International Students generally possess ‘high levels of motivation and dedication’ (Khorana, 2014). International Students but why do some International Students experience loneliness, isolation and anxiety when they come to Australia?
Surprisingly enough to us Aussies, Australia can be a very confusing place for people who have never been ‘Down Under.’ We do not speak ‘English’ as International Students are taught at schools. Instead we speak with a distinct Australian accent in a strange Australian language. Slang and colloquial words are used regularly in every day speech, we tend to shorten words like afternoon to arvo and university to uni which ‘confuse students who are used to a more formal type of English.’ (Kell and Vogl,2006). We don’t live lifestyles like those on Home and Away (or maybe those lucky enough to live in Wollongong might). What might seem like ridiculous stereotypes to us Aussies, can be expected from International Students who have had limited exposure to Australian culture. So when we’re not wearing thongs, singlets, have tans, a surfboard under our arm or cooking a shrimp on the barbie, it can be difficult for International Students to identify and connect with Australians. Some International Students can sometimes see ‘only Anglo Australians as ‘real’ Australians.’ (Kell and Vogl, 2006), however, according to the 2011 census, 1 in 4 Australians are born overseas. (Australian Bureau of Statistics)
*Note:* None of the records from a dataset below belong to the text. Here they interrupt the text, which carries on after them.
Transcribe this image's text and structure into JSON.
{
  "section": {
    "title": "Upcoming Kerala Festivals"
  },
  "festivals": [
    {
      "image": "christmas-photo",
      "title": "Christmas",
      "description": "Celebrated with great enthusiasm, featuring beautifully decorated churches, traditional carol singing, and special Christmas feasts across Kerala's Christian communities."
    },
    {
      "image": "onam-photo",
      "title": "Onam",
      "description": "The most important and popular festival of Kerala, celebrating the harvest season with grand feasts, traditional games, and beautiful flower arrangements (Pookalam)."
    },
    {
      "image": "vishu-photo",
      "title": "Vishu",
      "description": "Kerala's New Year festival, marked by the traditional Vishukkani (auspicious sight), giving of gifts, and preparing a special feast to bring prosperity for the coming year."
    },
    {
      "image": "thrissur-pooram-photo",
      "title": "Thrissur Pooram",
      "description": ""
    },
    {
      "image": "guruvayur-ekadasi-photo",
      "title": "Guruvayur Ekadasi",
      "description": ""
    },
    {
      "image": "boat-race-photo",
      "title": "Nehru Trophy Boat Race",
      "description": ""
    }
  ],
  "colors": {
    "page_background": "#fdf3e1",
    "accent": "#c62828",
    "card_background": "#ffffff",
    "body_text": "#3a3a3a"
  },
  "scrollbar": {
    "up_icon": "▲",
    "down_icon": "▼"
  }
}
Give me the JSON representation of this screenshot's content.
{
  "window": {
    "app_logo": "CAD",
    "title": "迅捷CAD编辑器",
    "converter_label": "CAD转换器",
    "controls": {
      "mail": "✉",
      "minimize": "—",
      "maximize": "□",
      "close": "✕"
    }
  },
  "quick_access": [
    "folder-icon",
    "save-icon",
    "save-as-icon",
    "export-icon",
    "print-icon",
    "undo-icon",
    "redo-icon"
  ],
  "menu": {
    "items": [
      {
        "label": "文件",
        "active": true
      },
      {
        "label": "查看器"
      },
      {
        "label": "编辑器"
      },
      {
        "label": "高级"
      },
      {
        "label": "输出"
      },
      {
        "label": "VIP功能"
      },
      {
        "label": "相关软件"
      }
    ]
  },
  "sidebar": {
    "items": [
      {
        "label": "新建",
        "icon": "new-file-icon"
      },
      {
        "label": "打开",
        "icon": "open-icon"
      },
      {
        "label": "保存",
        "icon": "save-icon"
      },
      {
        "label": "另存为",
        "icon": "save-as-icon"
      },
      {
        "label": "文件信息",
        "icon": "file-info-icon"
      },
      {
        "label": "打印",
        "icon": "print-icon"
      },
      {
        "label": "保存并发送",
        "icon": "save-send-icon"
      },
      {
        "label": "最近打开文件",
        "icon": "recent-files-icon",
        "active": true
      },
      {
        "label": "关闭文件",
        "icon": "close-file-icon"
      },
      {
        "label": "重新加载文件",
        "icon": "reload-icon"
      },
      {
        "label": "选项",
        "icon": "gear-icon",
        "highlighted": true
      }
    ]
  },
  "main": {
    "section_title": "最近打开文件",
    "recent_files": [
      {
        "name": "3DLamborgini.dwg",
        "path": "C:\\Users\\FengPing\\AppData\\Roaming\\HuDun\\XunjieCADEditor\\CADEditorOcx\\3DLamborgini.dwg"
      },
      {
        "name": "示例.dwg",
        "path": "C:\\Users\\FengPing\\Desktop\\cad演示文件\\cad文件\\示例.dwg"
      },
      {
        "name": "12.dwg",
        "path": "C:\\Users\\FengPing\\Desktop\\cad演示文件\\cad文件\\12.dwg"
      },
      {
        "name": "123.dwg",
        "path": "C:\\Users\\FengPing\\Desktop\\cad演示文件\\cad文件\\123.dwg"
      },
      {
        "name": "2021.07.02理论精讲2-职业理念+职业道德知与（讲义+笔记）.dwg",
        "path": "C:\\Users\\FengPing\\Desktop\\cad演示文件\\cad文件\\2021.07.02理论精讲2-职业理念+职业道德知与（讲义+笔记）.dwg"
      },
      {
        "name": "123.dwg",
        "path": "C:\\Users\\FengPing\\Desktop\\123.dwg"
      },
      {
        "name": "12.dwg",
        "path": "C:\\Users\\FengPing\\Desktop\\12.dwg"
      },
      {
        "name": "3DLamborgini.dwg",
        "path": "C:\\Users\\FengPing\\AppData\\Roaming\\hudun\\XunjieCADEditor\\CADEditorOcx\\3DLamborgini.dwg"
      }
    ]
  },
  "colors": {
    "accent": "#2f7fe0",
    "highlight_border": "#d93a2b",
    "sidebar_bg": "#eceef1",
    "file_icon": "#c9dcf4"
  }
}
I interact with International Students on a daily basis. I live at a university college… ‘International House,’ home to both Australians and International Students, and I now have friends from across the globe… Iceland, France, Sweden, America, Malaysia, Japan and Indonesia, teaching them some vital Australian slang along the way, I too would like to go on exchange one day and seeing the strength, maturity, responsibility and confidence of International Students I have come across, it is truly inspiring and motivating to take part in the global education the world has to offer.
Graduate Jobs: What Employers Look For , Top Universities. 2014.Graduate Jobs: What Employers Look For | Top Universities, http://www.topuniversities.com/student-info/careers-advice/graduate-jobs-what-employers-look, accessed 20 August 2014
Khorana S, 2014, BCM111 Lecture Slides, Internationalising Education- Cultural Competence and Cosmopolitanism, delivered 13 August 2014
Kell, P., Vogl, G. 2006, Centre for Research on Social Inclusion. Everyday Multiculturalism Conference, Proceedings of the Everyday Multiculturalism Conference of the CRSI – 28-29 Sept. 2006: Online Publication, : Centre for Research on Social Inclusion, Macquarie University. Faculty of Education, University of Wollongong.
Australian Bureau of Statistics, 2011 Census reveals one in four Australians is born overseas. 2014. 2011 Census reveals one in four Australians is born overseas. http://abs.gov.au/websitedbs/censushome.nsf/home/CO-59. Accessed 20 August 2014